General practitioners in France are planning another industrial action that will see doctors' offices closed as they call for better investment in community healthcare.

French doctors to stage more strikes in February

Primary care doctors in France announced plans to strike again in February, after walkouts in December and over the Christmas-New Year holidays in early January.

The strike will take place on Tuesday, February 14th, and it comes just a few weeks ahead of the end-of-February deadline where France’s social security apparatus, Assurance Maladie, must reach an agreement to a structure for fees for GPs for the next five years.

Hospital doctors in France are largely barred from striking, but community healthcare workers such as GPs are self-employed and therefore can walk out. 

Their walk-out comes amid mass strike actions in February over the French government’s proposed pension reform. You can find updated information on pensions strikes HERE.

Previous industrial action led to widespread closures of primary care medical offices across the country. In December, strike action saw between 50 to 70 percent of doctor’s surgeries closed.

READ MORE: Urgent care: How to access non-emergency medical care in France

New concerns among GPs

According to reporting by La Depeche, in the upcoming strike in February primary care doctors will also be walking out over a new fear – the possibility of compulsory ‘on-call’ hours.

Currently, French GPs take on-call hours on a voluntary basis. Obligatory on-call time for primary care doctors was scrapped in the early 2000s after GPs mobilised against the requirement.
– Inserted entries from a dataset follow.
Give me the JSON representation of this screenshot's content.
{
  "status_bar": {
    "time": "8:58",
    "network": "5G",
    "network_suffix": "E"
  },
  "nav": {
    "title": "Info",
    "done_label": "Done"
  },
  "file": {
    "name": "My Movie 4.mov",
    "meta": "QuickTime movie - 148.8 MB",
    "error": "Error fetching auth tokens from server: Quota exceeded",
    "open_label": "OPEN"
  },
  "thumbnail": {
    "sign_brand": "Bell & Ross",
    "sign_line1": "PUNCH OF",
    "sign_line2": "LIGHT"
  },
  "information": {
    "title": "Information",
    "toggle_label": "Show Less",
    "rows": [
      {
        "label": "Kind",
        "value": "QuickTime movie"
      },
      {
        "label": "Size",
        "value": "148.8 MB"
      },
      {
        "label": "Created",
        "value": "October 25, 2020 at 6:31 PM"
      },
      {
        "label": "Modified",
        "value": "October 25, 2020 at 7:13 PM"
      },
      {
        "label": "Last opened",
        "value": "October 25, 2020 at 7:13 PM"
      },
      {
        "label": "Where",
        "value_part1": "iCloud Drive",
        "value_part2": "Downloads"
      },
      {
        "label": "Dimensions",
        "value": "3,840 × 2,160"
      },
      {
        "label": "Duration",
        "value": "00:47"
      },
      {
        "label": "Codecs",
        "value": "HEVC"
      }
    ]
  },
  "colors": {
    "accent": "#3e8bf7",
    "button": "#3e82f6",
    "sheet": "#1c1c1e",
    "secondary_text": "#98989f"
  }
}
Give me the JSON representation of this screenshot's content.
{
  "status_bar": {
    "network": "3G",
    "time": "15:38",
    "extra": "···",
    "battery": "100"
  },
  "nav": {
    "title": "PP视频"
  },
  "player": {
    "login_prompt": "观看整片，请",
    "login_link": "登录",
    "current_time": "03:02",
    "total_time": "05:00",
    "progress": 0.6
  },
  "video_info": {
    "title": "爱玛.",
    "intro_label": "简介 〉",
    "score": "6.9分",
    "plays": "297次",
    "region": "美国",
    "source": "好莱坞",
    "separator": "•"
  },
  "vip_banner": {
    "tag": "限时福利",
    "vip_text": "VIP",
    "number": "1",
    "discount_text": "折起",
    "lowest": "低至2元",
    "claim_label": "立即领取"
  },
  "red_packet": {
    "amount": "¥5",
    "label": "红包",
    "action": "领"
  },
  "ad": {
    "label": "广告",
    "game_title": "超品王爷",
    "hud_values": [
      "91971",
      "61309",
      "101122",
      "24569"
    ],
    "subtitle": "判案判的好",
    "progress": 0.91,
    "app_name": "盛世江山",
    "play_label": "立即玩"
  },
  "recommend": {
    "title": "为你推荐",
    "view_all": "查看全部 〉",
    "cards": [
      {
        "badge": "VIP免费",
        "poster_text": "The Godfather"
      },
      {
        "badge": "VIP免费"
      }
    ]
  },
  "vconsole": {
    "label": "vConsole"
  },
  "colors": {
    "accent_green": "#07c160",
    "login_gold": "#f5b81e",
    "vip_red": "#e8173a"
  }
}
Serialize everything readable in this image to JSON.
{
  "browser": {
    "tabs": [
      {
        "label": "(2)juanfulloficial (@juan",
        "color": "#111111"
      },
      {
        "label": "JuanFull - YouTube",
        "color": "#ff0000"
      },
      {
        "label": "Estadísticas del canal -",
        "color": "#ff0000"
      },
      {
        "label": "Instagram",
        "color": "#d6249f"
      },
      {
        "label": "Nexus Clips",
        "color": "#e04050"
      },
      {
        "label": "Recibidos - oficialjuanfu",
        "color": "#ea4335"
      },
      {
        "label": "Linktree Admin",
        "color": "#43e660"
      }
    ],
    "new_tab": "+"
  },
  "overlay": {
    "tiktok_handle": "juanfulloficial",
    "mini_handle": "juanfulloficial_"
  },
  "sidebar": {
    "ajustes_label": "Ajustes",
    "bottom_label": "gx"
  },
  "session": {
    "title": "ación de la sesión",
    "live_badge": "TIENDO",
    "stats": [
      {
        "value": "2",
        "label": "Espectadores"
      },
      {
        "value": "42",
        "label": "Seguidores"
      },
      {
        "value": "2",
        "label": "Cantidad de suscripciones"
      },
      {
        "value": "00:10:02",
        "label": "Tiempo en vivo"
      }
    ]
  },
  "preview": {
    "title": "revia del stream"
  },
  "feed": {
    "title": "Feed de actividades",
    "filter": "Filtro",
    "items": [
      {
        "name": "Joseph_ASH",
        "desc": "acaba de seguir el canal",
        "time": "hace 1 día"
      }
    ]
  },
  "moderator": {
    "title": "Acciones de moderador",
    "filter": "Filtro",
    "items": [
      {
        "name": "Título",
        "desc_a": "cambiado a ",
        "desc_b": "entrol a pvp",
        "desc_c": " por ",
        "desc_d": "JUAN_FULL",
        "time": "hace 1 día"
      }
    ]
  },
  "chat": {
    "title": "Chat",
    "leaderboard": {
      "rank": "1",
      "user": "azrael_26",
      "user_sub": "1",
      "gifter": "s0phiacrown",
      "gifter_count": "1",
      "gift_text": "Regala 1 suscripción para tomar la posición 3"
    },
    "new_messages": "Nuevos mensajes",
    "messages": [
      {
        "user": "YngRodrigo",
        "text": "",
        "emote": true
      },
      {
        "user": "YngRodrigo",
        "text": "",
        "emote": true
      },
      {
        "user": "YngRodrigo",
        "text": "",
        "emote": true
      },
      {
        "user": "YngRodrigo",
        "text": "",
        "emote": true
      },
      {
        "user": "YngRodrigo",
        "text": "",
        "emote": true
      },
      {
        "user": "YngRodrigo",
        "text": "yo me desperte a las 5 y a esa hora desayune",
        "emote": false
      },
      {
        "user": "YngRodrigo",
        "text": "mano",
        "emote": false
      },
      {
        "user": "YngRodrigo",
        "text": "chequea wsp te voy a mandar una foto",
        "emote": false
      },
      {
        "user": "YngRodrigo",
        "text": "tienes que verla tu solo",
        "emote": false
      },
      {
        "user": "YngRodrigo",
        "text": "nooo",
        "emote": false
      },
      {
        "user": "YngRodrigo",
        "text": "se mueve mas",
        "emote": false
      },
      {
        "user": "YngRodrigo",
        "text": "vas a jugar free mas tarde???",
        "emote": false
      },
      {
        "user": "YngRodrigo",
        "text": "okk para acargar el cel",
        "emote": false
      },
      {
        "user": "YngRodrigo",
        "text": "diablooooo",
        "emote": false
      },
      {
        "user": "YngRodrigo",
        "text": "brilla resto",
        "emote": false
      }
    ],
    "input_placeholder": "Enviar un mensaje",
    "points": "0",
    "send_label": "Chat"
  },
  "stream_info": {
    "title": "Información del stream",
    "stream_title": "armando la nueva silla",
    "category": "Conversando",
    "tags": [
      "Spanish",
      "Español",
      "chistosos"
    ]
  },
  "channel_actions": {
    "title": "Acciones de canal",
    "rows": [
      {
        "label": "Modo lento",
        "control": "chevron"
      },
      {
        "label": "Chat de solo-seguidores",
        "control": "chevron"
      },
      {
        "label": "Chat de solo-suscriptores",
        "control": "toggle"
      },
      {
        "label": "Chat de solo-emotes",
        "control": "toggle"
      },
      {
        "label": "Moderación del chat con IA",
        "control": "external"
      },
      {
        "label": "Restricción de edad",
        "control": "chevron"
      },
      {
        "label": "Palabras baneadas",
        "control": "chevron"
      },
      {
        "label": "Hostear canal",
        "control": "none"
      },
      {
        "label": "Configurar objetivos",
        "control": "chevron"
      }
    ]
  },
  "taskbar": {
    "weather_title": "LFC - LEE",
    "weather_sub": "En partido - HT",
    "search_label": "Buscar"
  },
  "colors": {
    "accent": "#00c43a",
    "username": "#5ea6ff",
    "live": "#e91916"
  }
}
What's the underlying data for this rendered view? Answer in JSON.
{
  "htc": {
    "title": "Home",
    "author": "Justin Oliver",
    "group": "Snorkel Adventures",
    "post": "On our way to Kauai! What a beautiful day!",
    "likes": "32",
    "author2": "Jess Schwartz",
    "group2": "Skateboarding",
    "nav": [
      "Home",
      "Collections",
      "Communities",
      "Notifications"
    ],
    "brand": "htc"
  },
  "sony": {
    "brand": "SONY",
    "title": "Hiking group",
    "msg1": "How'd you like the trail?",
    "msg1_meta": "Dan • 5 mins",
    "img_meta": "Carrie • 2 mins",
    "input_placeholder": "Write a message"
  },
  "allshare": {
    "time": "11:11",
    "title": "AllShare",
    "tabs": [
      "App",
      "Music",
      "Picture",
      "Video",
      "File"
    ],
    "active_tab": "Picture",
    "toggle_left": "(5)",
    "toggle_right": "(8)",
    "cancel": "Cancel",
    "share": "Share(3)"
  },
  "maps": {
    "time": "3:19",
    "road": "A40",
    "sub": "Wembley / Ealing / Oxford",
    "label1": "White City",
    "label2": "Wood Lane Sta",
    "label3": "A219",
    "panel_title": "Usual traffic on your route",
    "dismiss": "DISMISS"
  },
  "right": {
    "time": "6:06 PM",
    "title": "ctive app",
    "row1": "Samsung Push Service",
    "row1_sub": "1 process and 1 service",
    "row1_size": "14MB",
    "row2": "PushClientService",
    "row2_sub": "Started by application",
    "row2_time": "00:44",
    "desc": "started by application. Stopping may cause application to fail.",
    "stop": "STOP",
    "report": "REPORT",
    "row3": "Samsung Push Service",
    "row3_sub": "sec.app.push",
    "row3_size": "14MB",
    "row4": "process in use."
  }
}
However, representatives from the Hospital Federation have called for it to be reinstated in order to help relieve emergency services.

Additionally, GPs are calling for Saturday shifts to considered as part of their standard working week, in order to allow for a two-day weekend.

Striking primary care doctors are more broadly calling for actions by the government and Assurance Maladie to help make the field more appealing to younger physicians entering the profession, as the country faces more medical deserts, and for working conditions to be improved.

Those walking out hope to see administrative procedures to be simplified and for the basic consultation fee – typically capped to €25 – to be doubled to €50.

In France patients pay the doctor upfront for a visit, and then a portion of the fee is reimbursed by the government via the carte vitale health card.